Problem details>
Please copy every line of the data in which the string "this" appears.

[Items from an interface collection]
↓↓↓

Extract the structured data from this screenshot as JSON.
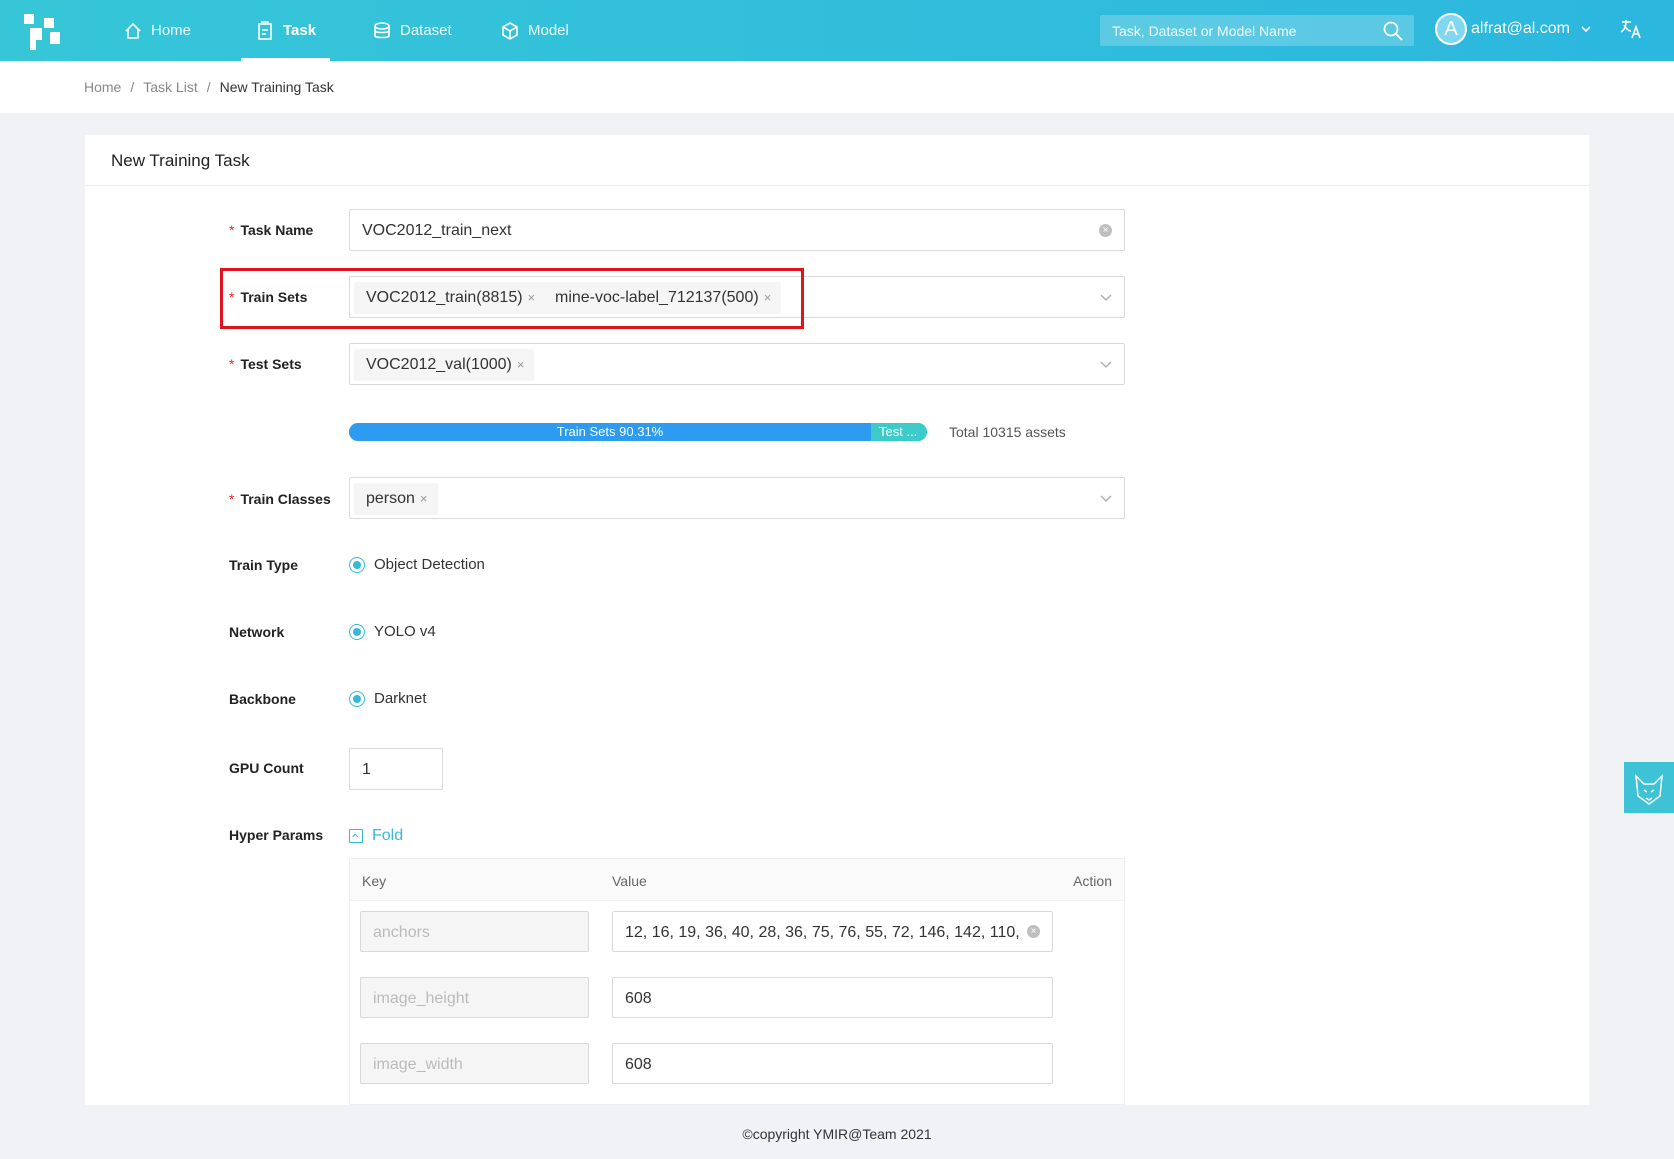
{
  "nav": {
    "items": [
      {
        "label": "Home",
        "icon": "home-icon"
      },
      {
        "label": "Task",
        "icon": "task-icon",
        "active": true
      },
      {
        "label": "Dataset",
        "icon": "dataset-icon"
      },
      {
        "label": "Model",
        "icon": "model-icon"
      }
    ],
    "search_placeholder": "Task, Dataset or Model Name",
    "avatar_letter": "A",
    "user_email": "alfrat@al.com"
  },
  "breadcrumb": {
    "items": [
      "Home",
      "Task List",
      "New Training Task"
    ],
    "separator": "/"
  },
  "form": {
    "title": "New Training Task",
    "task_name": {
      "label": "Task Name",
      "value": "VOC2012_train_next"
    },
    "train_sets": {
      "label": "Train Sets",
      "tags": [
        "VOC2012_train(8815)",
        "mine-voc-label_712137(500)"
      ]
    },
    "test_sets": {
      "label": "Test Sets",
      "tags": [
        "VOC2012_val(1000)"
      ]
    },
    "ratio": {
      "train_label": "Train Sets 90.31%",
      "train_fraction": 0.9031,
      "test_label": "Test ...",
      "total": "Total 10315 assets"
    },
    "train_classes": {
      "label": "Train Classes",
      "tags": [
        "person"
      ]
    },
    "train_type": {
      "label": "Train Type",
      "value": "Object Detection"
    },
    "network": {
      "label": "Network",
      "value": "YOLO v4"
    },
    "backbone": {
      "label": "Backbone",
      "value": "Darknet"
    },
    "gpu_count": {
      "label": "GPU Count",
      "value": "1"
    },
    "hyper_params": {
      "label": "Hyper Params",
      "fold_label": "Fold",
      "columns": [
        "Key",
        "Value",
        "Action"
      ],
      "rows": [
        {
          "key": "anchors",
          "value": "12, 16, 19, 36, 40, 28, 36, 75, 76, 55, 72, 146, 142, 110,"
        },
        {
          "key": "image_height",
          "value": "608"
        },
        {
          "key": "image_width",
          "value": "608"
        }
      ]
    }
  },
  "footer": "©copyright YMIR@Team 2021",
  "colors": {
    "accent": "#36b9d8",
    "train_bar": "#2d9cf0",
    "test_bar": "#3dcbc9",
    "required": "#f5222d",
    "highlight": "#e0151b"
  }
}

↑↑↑
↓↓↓

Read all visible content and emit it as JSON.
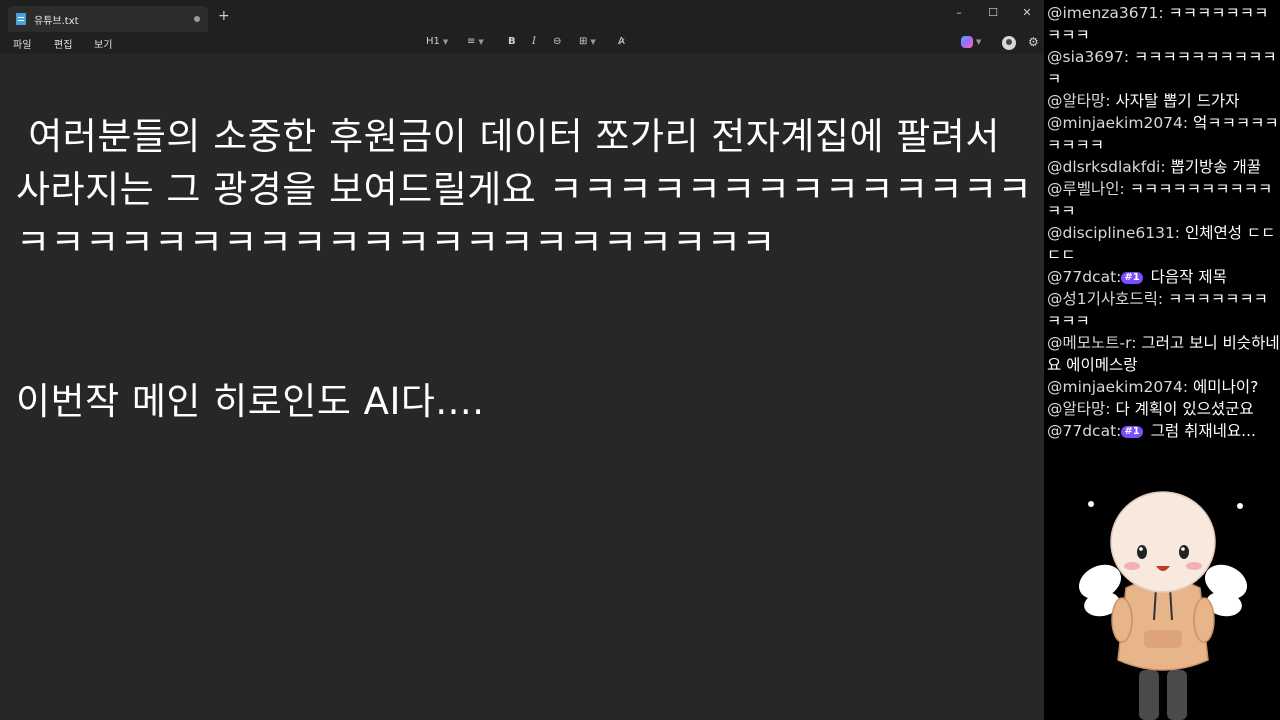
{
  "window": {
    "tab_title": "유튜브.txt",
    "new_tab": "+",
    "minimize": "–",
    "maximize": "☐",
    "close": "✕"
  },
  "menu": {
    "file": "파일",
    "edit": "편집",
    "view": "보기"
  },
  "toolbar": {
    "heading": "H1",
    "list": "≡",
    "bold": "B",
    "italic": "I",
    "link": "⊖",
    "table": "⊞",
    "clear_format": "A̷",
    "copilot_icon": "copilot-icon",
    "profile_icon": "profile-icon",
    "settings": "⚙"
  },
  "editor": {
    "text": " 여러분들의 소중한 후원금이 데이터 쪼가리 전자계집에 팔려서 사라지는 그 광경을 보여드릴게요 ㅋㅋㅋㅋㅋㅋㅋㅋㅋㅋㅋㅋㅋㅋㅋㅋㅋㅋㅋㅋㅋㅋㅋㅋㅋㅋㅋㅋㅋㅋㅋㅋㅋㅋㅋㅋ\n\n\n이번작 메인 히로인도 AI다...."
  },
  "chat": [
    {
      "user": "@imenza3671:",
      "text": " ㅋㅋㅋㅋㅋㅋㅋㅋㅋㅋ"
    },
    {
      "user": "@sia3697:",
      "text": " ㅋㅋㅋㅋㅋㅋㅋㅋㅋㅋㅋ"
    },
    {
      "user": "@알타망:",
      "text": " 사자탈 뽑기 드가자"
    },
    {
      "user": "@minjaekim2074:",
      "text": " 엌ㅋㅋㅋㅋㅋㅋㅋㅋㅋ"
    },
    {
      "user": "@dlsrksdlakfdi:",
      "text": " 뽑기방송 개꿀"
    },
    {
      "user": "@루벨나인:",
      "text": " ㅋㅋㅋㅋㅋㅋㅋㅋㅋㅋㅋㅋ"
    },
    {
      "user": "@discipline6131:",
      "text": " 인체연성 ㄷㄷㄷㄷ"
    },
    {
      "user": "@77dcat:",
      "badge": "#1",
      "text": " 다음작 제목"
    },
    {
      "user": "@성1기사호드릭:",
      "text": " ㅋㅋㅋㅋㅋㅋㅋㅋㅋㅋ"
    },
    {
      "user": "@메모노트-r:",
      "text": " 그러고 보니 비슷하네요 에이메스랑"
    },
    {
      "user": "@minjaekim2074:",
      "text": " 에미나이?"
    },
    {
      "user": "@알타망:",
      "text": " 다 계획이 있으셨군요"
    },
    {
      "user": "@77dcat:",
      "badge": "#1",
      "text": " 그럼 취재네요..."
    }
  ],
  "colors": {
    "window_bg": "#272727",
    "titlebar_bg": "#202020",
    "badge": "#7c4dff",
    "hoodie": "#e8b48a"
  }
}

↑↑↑
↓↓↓

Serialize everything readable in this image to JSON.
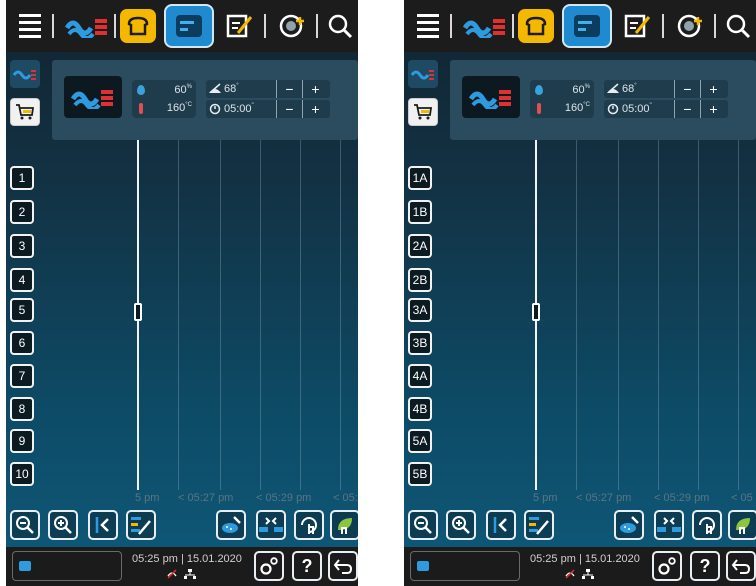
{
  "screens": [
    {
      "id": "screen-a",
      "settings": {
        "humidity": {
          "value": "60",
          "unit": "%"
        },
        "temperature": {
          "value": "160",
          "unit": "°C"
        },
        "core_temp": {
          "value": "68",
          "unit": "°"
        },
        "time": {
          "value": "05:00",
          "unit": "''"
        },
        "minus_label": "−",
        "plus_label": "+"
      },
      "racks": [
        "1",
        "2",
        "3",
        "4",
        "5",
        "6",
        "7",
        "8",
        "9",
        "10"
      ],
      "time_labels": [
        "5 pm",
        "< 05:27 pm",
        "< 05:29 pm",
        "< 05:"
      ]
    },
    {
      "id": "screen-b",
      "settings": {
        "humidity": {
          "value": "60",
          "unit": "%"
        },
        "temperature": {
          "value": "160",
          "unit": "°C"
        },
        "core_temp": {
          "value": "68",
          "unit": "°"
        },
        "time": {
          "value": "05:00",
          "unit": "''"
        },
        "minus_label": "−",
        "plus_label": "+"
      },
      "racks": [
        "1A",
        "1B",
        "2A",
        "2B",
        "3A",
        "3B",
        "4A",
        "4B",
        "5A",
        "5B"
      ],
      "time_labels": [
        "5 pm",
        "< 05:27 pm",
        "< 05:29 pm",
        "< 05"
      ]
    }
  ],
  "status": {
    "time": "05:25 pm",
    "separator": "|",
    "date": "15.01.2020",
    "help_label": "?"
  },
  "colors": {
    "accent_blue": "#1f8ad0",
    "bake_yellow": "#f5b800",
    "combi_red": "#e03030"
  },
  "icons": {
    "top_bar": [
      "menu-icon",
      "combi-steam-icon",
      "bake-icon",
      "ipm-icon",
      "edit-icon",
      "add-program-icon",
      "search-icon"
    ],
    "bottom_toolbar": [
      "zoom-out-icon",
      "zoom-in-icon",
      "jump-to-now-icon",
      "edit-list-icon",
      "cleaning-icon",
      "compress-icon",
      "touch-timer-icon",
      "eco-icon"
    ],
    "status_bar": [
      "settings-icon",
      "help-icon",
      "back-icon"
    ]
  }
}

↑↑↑

Answer area>
Extract the structured data from this screenshot as JSON.
Serialize everything readable in this image to JSON.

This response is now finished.